As a rule, very few properties change hands in Sagaponack, which until a few decades ago was a rural stretch of farmland. In recent years, though, that changed as CEOs and famed performers of all types flocked to build exclusive compounds in the quiet, oceanfront domain.
The village counts “Tonight Show” host Jimmy Fallon and real estate magnate Billy Macklowe among its homeowners. Prior notable inhabitants include Billy Joel, Caroline Kennedy, Truman Capote, and Bill and Hillary Clinton. The former (and perhaps future) White House occupants summered in the village in 2013.
But the weather isn’t always fair in paradise. While many can only daydream of owning a Sagaponack mansion, some struggle to get out. Piano man Billy Joel sold his home at 9 Gibson Lane in 2014, for $19 million, down from an initial asking price of $23.5 million. And Lloyd Blankfein, chairman and CEO of Goldman Sachs, finally found a buyer for his 6,500-square-foot, seven-bedroom Sagaponack home at 121 Parsonage Lane in 2016 — but only after multiple price cuts. Blankfein and his wife had been trying to unload it ever since purchasing a much larger $32.5 million estate in Bridgehampton in 2012.
And some Sagaponack spreads are tough to pin a value on. Billionaire Ira Rennert —who made his fortune in the rough-and-tumble 1980s junk-bond world and went on to build a vast, privately held industrial conglomerate — built his compound from the ground up. The sprawling 29-bedroom, 39-bathroom mansion includes a 100-car garage and a 164-seat theater.
The property has been featured in a long-running lawsuit against Rennert and his investment company Renco by creditors of the defunct Magnesium Corporation of America who claim he siphoned off $100 million before the company’s bankruptcy to pay for construction of the estate, which has an assessed value of $250 million. Rennert’s lawyers are currently appealing a judgment against him.
“If you find residential excess interesting or exciting, our cup runneth over,” said Donald Louchheim, who has served as Mayor of Sagaponack since the village’s incorporation in 2005, and has been a resident of the area for 45 years.

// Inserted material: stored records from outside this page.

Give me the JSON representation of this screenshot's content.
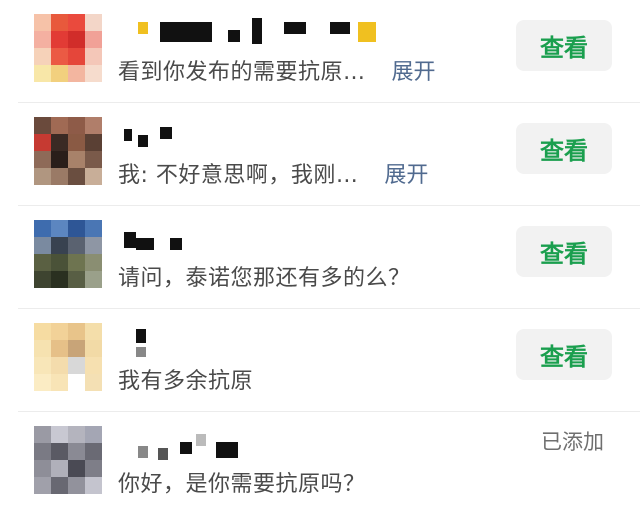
{
  "requests": [
    {
      "message": "看到你发布的需要抗原…",
      "expand_label": "展开",
      "action_label": "查看",
      "avatar_colors": [
        "#f6c2a8",
        "#e8593c",
        "#ea4a3d",
        "#f3d6c8",
        "#f4b0a1",
        "#e23b35",
        "#d12d2a",
        "#f1a197",
        "#f6d2b9",
        "#eb5a44",
        "#e5463a",
        "#f4c7b8",
        "#f8e7a8",
        "#f2d07e",
        "#f3b6a0",
        "#f6dccd"
      ]
    },
    {
      "message": "我: 不好意思啊，我刚…",
      "expand_label": "展开",
      "action_label": "查看",
      "avatar_colors": [
        "#6a4a3c",
        "#a06a54",
        "#8e5b48",
        "#b07e6a",
        "#c63a32",
        "#3a2a24",
        "#8a5a44",
        "#5a4034",
        "#8e6a58",
        "#2a1e1a",
        "#a8826a",
        "#7a5a4a",
        "#b09680",
        "#9a7a66",
        "#6a4e40",
        "#c8ae98"
      ]
    },
    {
      "message": "请问，泰诺您那还有多的么？",
      "action_label": "查看",
      "avatar_colors": [
        "#3e6cae",
        "#5c86c0",
        "#2e5696",
        "#4a76b4",
        "#7a8aa0",
        "#384250",
        "#5a6270",
        "#8e96a4",
        "#5a6042",
        "#4a5238",
        "#6e7450",
        "#8a8e72",
        "#3e4430",
        "#2a3020",
        "#585e44",
        "#9aa08a"
      ]
    },
    {
      "message": "我有多余抗原",
      "action_label": "查看",
      "avatar_colors": [
        "#f6dca2",
        "#f2d298",
        "#e8c48a",
        "#f4deaa",
        "#f6e2b0",
        "#e6c088",
        "#c8a478",
        "#f2daa6",
        "#f8e6b8",
        "#f4dcac",
        "#d8d8d8",
        "#f6e0b0",
        "#fbecc4",
        "#f8e4b6",
        "#ffffff",
        "#f4e0b4"
      ]
    },
    {
      "message": "你好，是你需要抗原吗？",
      "status_label": "已添加",
      "avatar_colors": [
        "#9a9aa4",
        "#c8c8d2",
        "#b4b4be",
        "#a4a6b4",
        "#7a7a84",
        "#5a5a64",
        "#8a8a94",
        "#6a6a74",
        "#8e8e98",
        "#b0b0ba",
        "#4a4a54",
        "#7e7e88",
        "#a0a0aa",
        "#686872",
        "#92929c",
        "#c4c4ce"
      ]
    }
  ]
}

Louchheim isn’t impressed by the fact that the village has been branded the country’s priciest zip code to own a home in, though he acknowledged that one of the unique challenges of running one of the most exclusive areas in the world is “saying no to people who are accustomed to getting whatever they want.”
Even by Hampton’s standards, the village is larger than life. “Sagaponack is definitely an area where the 1 percent is in the majority,” said Jay Schneiderman, Southampton’s town supervisor.
This can lead to some “Through the Looking Glass” situations. For example, the wealthy residents once demanded that a new tax be levied — on themselves. Schneiderman said they taxed themselves more than $20 million to put sand on six miles of shoreline to lessen the effects of erosion.
And, in 2012, a crowd of 15 residents turned up at a public hearing after they were shocked to learn that the municipality was considering tightening the zoning requirements pertaining to tennis courts, essentially banning new courts on one-and-a-half-acre properties or smaller.
They argued that the proposed rule would deprive them of hundreds of thousands of dollars in home value if they couldn’t build tennis courts. “Having a tennis court on one’s property is a critical right, akin to having a spare bedroom or finished basement,” one resident told local news site 27East.
The village eventually compromised by allowing new courts to be built near property lines if they were sunken four feet below the ground.